Former gymnast Rachael Denhollander was 15 years old when Nassar began abusing her. She was the first of Nassar’s victims to make allegations against him. She was also the last of more than 150 survivors to share her impact statement in court. Rachael is now a lawyer and is married with 3 children. Her statement was powerful and deeply moving.

Rachael said, “Throughout this process, I have clung to a quotation by C.S. Lewis, where he says: ‘My argument against God was that the universe seems so cruel and unjust. But how did I get this idea of just and unjust? A man does not call a line crooked unless he first has some idea of straight. What was I comparing the universe to when I called it unjust?'”

“Larry, I can call what you did evil and wicked because it was. And I know it was evil and wicked because the straight line exists. The straight line is not measured based on your perception or anyone else’s perception, and this means I can speak the truth about my abuse without minimisation or mitigation. And I can call it evil because I know what goodness is. And this is why I pity you. Because when a person loses the ability to define good and evil, when they cannot define evil, they can no longer define and enjoy what is truly good.”

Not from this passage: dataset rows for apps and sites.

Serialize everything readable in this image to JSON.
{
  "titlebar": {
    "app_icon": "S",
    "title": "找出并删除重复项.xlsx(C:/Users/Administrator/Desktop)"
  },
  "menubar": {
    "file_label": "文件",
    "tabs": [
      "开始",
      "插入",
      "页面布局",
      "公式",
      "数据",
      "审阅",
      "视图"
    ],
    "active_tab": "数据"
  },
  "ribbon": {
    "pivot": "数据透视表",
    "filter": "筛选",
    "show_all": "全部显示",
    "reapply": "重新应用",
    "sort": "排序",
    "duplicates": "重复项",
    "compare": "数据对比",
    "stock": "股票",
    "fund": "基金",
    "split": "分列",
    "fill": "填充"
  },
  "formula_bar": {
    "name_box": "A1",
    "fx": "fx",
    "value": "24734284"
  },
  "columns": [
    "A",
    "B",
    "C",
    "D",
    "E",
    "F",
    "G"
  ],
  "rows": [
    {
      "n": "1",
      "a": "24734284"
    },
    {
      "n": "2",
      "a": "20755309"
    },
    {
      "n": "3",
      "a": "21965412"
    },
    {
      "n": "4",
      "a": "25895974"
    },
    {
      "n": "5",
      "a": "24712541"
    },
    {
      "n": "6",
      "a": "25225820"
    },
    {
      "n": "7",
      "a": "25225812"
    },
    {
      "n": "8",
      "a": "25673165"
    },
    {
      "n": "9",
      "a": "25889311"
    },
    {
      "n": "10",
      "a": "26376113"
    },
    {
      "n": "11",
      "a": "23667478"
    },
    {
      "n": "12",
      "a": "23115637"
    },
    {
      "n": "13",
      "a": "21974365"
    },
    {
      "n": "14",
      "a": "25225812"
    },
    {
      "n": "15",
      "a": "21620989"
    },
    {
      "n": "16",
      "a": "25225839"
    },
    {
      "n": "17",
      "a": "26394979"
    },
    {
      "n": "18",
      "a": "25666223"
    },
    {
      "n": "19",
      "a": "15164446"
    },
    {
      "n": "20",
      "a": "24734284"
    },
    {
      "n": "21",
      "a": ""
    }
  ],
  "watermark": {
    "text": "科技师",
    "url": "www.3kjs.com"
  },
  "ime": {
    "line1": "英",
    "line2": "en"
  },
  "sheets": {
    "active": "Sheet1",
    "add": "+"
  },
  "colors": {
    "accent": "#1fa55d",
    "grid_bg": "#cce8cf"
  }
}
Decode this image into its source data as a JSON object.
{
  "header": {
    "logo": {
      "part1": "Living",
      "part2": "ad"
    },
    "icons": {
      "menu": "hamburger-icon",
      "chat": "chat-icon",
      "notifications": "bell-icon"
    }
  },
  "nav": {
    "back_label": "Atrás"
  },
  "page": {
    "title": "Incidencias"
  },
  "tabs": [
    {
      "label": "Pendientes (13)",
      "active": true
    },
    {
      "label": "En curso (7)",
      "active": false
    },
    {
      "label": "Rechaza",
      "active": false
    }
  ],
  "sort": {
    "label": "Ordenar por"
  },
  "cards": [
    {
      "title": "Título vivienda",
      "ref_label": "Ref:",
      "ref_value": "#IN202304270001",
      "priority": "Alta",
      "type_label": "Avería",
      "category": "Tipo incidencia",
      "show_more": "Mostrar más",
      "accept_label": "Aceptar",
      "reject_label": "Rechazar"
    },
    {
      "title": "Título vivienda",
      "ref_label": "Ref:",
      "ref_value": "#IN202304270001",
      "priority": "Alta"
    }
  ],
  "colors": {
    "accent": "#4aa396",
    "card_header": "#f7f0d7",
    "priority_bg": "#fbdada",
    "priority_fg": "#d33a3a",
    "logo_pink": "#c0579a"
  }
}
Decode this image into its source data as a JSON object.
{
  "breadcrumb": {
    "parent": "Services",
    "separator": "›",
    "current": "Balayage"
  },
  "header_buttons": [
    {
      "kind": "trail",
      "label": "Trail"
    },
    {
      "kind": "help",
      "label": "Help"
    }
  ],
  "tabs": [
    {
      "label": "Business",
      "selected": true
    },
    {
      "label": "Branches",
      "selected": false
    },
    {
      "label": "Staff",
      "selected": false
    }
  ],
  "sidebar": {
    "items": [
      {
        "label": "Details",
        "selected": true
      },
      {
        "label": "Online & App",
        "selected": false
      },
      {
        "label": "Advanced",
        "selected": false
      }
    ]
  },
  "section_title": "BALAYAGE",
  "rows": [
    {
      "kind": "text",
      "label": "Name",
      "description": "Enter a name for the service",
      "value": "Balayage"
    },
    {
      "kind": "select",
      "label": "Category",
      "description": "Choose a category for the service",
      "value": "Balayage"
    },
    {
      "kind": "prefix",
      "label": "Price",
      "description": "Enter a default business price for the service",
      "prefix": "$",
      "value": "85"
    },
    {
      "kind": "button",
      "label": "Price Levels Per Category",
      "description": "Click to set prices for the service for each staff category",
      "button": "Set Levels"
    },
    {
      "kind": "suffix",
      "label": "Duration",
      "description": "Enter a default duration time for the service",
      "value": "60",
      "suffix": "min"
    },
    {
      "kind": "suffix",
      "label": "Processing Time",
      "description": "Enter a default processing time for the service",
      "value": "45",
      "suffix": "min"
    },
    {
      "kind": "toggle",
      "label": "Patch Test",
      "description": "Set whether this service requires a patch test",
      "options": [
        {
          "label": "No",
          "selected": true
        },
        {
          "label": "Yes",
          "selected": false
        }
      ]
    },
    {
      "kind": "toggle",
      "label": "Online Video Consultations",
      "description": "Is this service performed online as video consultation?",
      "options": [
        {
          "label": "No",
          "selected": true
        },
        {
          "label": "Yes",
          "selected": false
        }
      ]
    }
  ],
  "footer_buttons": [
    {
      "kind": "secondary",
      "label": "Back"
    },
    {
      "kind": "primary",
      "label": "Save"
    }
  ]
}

“Should you ever reach the point of truly facing what you have done, the guilt will be crushing. And that is what makes the gospel of Christ so sweet. Because it extends grace and hope and mercy where none should be found. And it will be there for you. I pray you experience the soul crushing weight of guilt, so you may someday experience true repentance and true forgiveness from God, which you need far more than forgiveness from me – though I extend that to you as well.”

Living and dying in hope

C S Lewis, who wrote “The Lion, the Witch and the Wardrobe”, had links with North Wales. His great-great-grandfather was born in the village of Caergwrle, near Wrexham. The neighbouring village is called Hope and a local pun, which is still current today, is “Live in Hope and die in Caergwrle.” This saying often comes to mind when I read the obituary columns in national newspapers. The obituaries can be very interesting as they give a brief account of the lives of well-known people. Many have served their country with distinction. Two things which are almost always absent, however, are the cause of death and any reference to their personal faith in God.

Wherever we live, and whatever we do, it is so important that, when the time comes for us to leave this world, we “die in hope!” The early Christians suffered severe persecution. Many of them died as martyrs in the Colosseum in Rome. Men and women, and even children, were thrown to wild beasts as a form of entertainment for wealthy Roman citizens. These Christians died a terrible death, but they died in hope.

The apostle Peter, who himself would later be executed by the Romans, wrote letters to encourage Christians who were experiencing persecution. In his first letter Peter wrote, “Praise be to the God and Father of our Lord Jesus Christ! In his great mercy he has given us new birth into a living hope through the resurrection of Jesus Christ from the dead, and into an inheritance that can never perish, spoil or fade – kept in heaven for you.” Christian hope is unique because it is based on a unique event, the resurrection of Jesus Christ. Jesus died a terrible death but, on the third day, he rose from the dead. His resurrection transformed his disciples. He then sent them out to proclaim the good news of a living hope to people of all nations.

The story of our lives is still being written. For us all our lives are a mixture of achievements and failures. Few of us will have an obituary in a national newspaper! That doesn’t really matter. What does matter is that we die in hope! An old hymn says, “Be near me, Lord, when dying; O show thy cross to me; And, for my succour flying, come Lord to set me free; These eyes, new faith receiving, from thee shall never move; For he who dies believing dies safely through thy love.”